Newman may have gotten snagged when he slipped outside, but he wasn’t neglected or abused. He was a cherished part of the family. In fact, the Whipples’ veterinarian gave the couple and their cat a glowing review: “I consider Nancy Whipple to be one of the best pet guardians I have as a client,” wrote the veterinarian in a letter supplied to the Whipples’ attorney. “Newman…is in excellent health. He is kept up-to-date on vaccinations….and is always impeccably clean and well-groomed.”
It’s not like Gene and Nancy were eager to slap a lawsuit on the animal rescue group. Nancy says she tried to resolve the situation like a reasonable person when she went to Save-A-Pet, toting a cat carrier and armed with a microchip scanner loaned by her veterinarian (in case a staffer tried to pull a black cat switcheroo).
“I asked if I could pick him up. They told me no,” says Nancy. “I asked if I could at least see him. They said no. At that point, I knew they were going to play hardball.”
Fearing that Save-A-Pet might adopt Newman to another family, the Whipples contacted attorney Jim Kaiser, who got an emergency injunction to keep the rescue from placing Newman into another adoptive home. A few days later, Nancy and her attorney headed to court.
Kaiser and Save-A-Pet’s attorney resolved the situation that day after the two determined that Newman’s repossession was based on a “misunderstanding,” says Kaiser. The adoption interviewer had wrongly assumed that the Whipples were talking about Newman (an indoor cat) when they were actually referring to their other (indoor/outdoor) cat. The parties agreed to dismiss the lawsuit, as long as the Whipples signed an affidavit promising that Newman would be an exclusively indoor cat – barring accidental door bolts — and allowing Save-A-Pet to come and do a wellness check on Newman at any time over the next year.
Newman, who now spends his afternoons stretched out on a comforter in a patch of sun – inside the house – doesn’t seem too damaged by his stay in quarantine.
“Poor little Newman was trapped in a cage for nine days,” says Nancy. “But he’s like a kitten again.” Maybe Newman just figures if he can’t do the time, don’t do the crime. Several people have asked Nancy why she and Gene went to so much trouble “for a cat.”
Filing the lawsuit wasn’t just about Newman, says Nancy, who spent more than $2,000 in legal fees and postponed a vacation to Germany to get her kitty back.

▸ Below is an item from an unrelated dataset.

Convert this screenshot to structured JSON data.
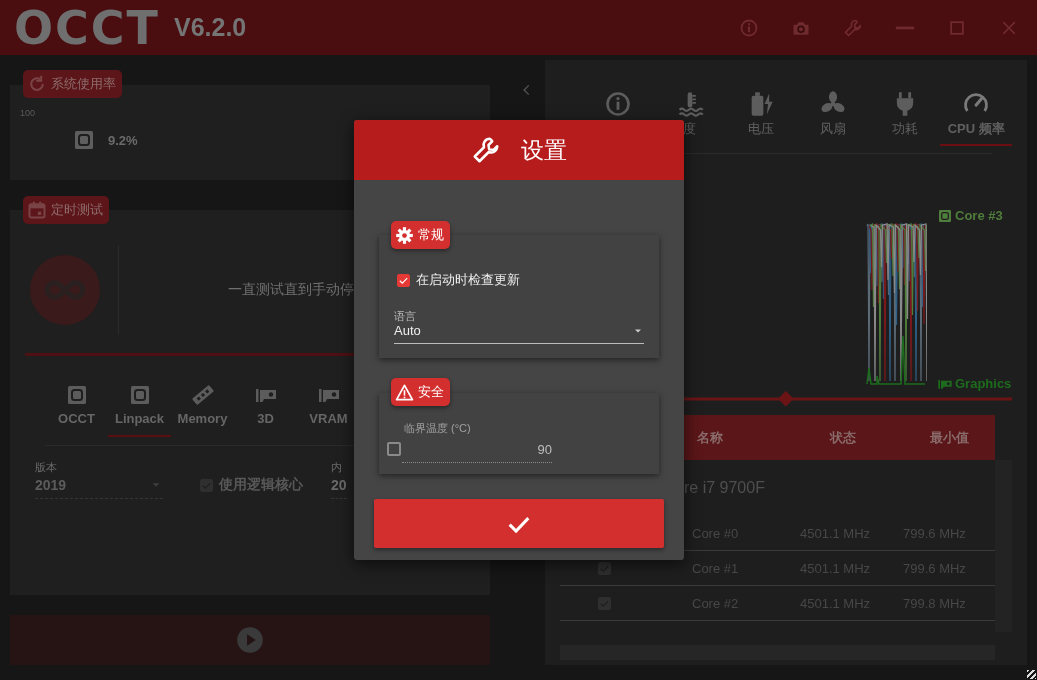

“We need to make these shelters accountable. They need to be using their donations doing what is best for animals who are actually homeless,” she says. “Not taking animals out of loving homes.”
Save-A-Pet staff declined to comment for this article.